Toasting big plans as Jackford Irish Potato Gin hits the market
While people across the county are enjoying tucking into their new potatoes at dinner time, Stafford's Slaney Farms have found an alternative use for the humble spud and are embarking on an exciting new venture in the form of Jackford Irish Potato Gin. The new premium gin launched in the South East in recent months and is currently in the midst of a nationwide launch as well as having big plans for installing a state of the at distillery and visitor's centre at the current home of the 1798 Centre in Arnold's Cross.
The idea was simply born from looking at doing something different with the potatoes coming out of the ground at Slaney Farms in Tomnalossett near Enniscorthy, owner John Stafford explains.
'About three years ago, we decided to look at an alternative use for the potatoes we grown here,' he said. 'Initially we looked at making crisps, but having carried out quite a bit of market research we decided upon making gin here. We spent a couple of years researching it and developing the product with expert tasters and now we're delighted to take Jackford Potato Gin to the market and so far the reception has been absolutely brilliant.'
Orla Stafford, Head of Marketing with Jackford Potato Gin, explains what makes it different from other gins on the market. 'It's a premium gin and it's unique really,' she said. 'Most gins are made with grain. I think ours is the only one in Ireland made from potatoes, which gives it a much smoother taste. The emphasis is on flavour and it contains an array of over 13 classic and native Irish botanicals and it's a true gin lover's delight!'

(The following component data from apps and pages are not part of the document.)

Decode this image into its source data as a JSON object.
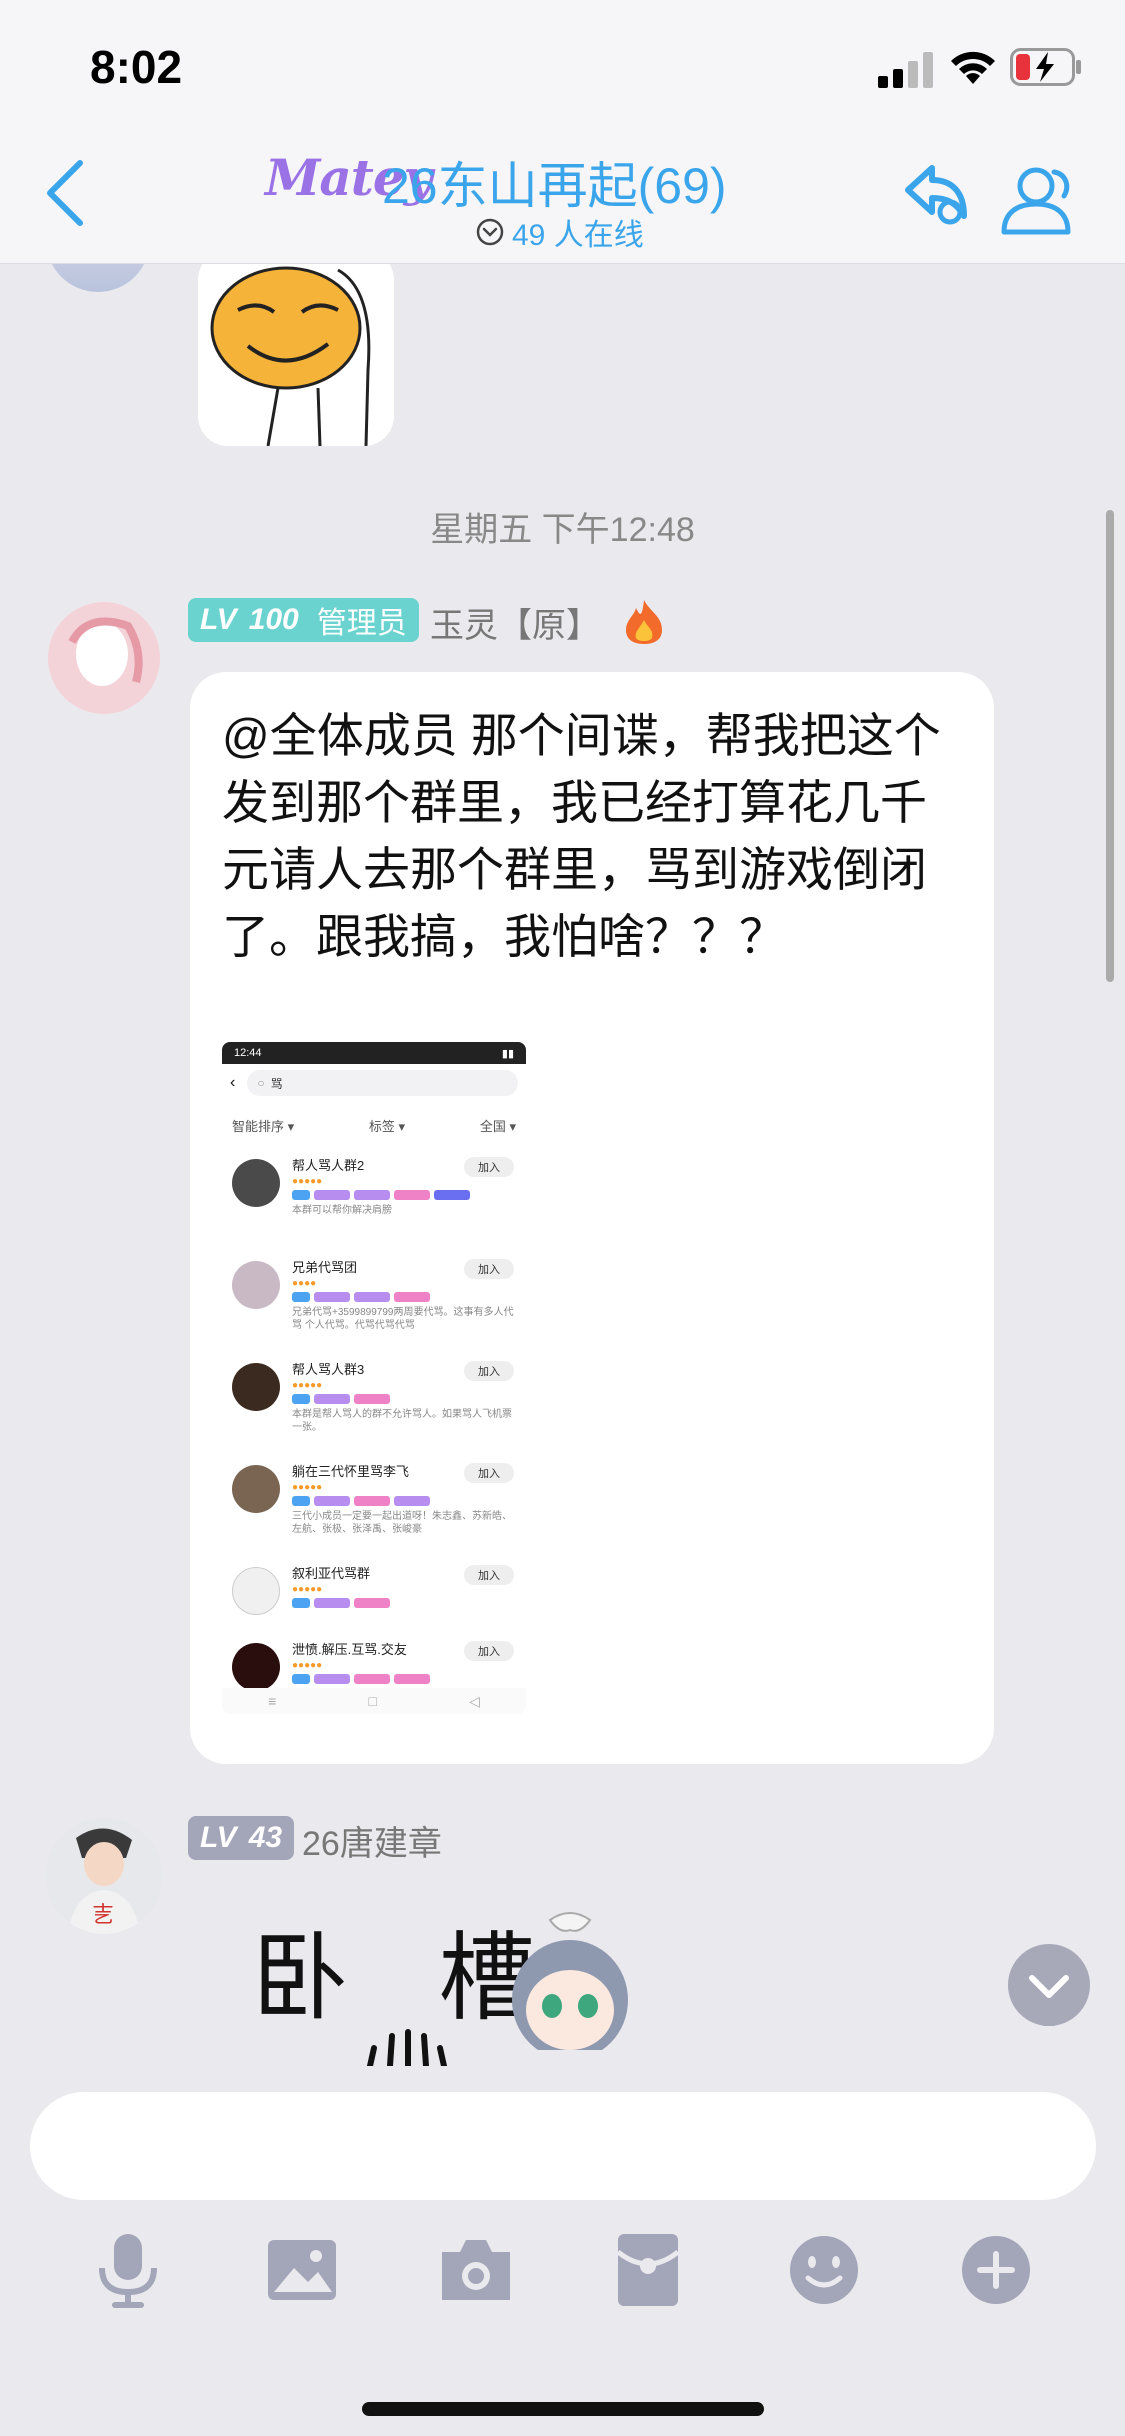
{
  "status_bar": {
    "time": "8:02"
  },
  "header": {
    "logo_text": "Matey",
    "title": "26东山再起(69)",
    "online": "49 人在线"
  },
  "messages": {
    "timestamp": "星期五 下午12:48",
    "msg1": {
      "level": "LV",
      "level_num": "100",
      "role": "管理员",
      "nickname": "玉灵【原】",
      "text": "@全体成员 那个间谍，帮我把这个发到那个群里，我已经打算花几千元请人去那个群里，骂到游戏倒闭了。跟我搞，我怕啥？？？",
      "screenshot": {
        "time": "12:44",
        "search": "骂",
        "filters": [
          "智能排序 ▾",
          "标签 ▾",
          "全国 ▾"
        ],
        "join_label": "加入",
        "groups": [
          {
            "name": "帮人骂人群2",
            "stars": "●●●●●",
            "desc": "本群可以帮你解决肩膀"
          },
          {
            "name": "兄弟代骂团",
            "stars": "●●●●",
            "desc": "兄弟代骂+3599899799两周要代骂。这事有多人代骂 个人代骂。代骂代骂代骂"
          },
          {
            "name": "帮人骂人群3",
            "stars": "●●●●●",
            "desc": "本群是帮人骂人的群不允许骂人。如果骂人飞机票一张。"
          },
          {
            "name": "躺在三代怀里骂李飞",
            "stars": "●●●●●",
            "desc": "三代小成员一定要一起出道呀！朱志鑫、苏新皓、左航、张极、张泽禹、张峻豪"
          },
          {
            "name": "叙利亚代骂群",
            "stars": "●●●●●",
            "desc": ""
          },
          {
            "name": "泄愤.解压.互骂.交友",
            "stars": "●●●●●",
            "desc": ""
          }
        ],
        "nav": [
          "≡",
          "□",
          "◁"
        ]
      }
    },
    "msg2": {
      "level": "LV",
      "level_num": "43",
      "nickname": "26唐建章",
      "sticker_text": "卧 槽"
    }
  },
  "colors": {
    "accent": "#3aa5ea",
    "badge_admin": "#6bd3cf",
    "badge_member": "#a3a5b8"
  }
}
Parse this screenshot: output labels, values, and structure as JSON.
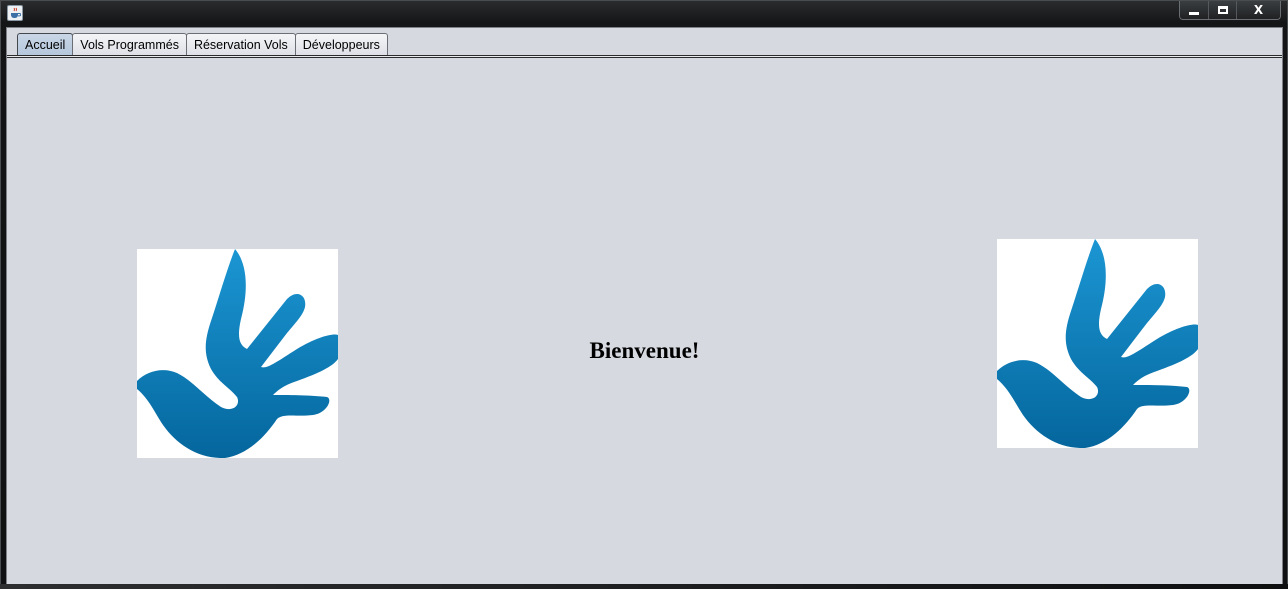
{
  "window": {
    "app_icon": "java-cup-icon",
    "controls": {
      "minimize": "minimize-icon",
      "maximize": "maximize-icon",
      "close_label": "X"
    }
  },
  "tabs": [
    {
      "label": "Accueil",
      "selected": true
    },
    {
      "label": "Vols Programmés",
      "selected": false
    },
    {
      "label": "Réservation Vols",
      "selected": false
    },
    {
      "label": "Développeurs",
      "selected": false
    }
  ],
  "main": {
    "welcome_text": "Bienvenue!",
    "logo_icon": "hand-dove-logo-icon"
  },
  "colors": {
    "panel_bg": "#d6d9e0",
    "logo_blue": "#0a74b1",
    "logo_blue_light": "#1b96d3",
    "selected_tab": "#b5c7dc"
  }
}
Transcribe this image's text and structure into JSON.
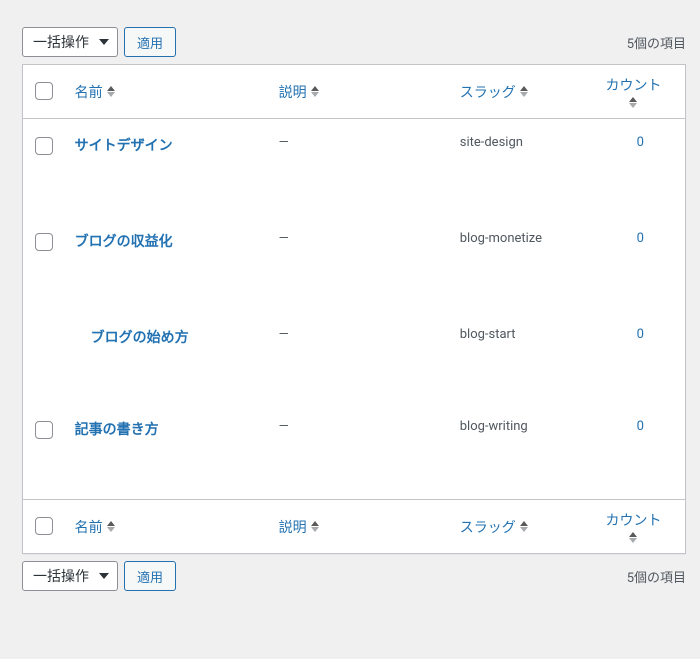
{
  "bulk": {
    "label": "一括操作",
    "apply": "適用"
  },
  "count_text": "5個の項目",
  "columns": {
    "name": "名前",
    "description": "説明",
    "slug": "スラッグ",
    "count": "カウント"
  },
  "rows": [
    {
      "name": "サイトデザイン",
      "description": "—",
      "slug": "site-design",
      "count": "0",
      "indent": 0,
      "checkbox": true
    },
    {
      "name": "ブログの収益化",
      "description": "—",
      "slug": "blog-monetize",
      "count": "0",
      "indent": 0,
      "checkbox": true
    },
    {
      "name": "ブログの始め方",
      "description": "—",
      "slug": "blog-start",
      "count": "0",
      "indent": 1,
      "checkbox": false
    },
    {
      "name": "記事の書き方",
      "description": "—",
      "slug": "blog-writing",
      "count": "0",
      "indent": 0,
      "checkbox": true
    }
  ]
}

This summer, Orla says they are encouraging people not just to support Wexford on the hurling field, but with their drinks choice as well and they're promoting a seasonal speciality of Jackford Gin, Poacher's Elderflower tonic and Wexford strawberries.
The launch is just the very start for John and Orla as well. Wexford County Council has already agreed to the sale of the 1798 Centre and John is hopeful that, pending planning permission, they can have a state of the art distillery complete with an interactive visitor centre situated at the Arnold's Cross site by next summer.
'The idea is that building will stay almost the same,' John explained. 'We'll fit the old building out with the distillery and then keep the visitors centre where people will be able to come and see how the gin is made and sample the product. It'll be a fully interactive experience and tour and we're hoping that we can attract quite a number of tourists to Enniscorthy. If everything goes to plan, we'd hope to move in next year and be open for next summer.'
The operation will most certainly carry an employment boost for the area as well, with John outlining that initially he would foresee the operation providing work for four to five people, with plans to create up to 20 jobs with the visitor centre eventually.
While the Stafford family have been farming potatoes in the South East for 300 years, this represents a new departure for them as they look to carve out their own niche in a competitive drinks market with something just a little bit different and they hope to be the toast of gin lovers right across the country.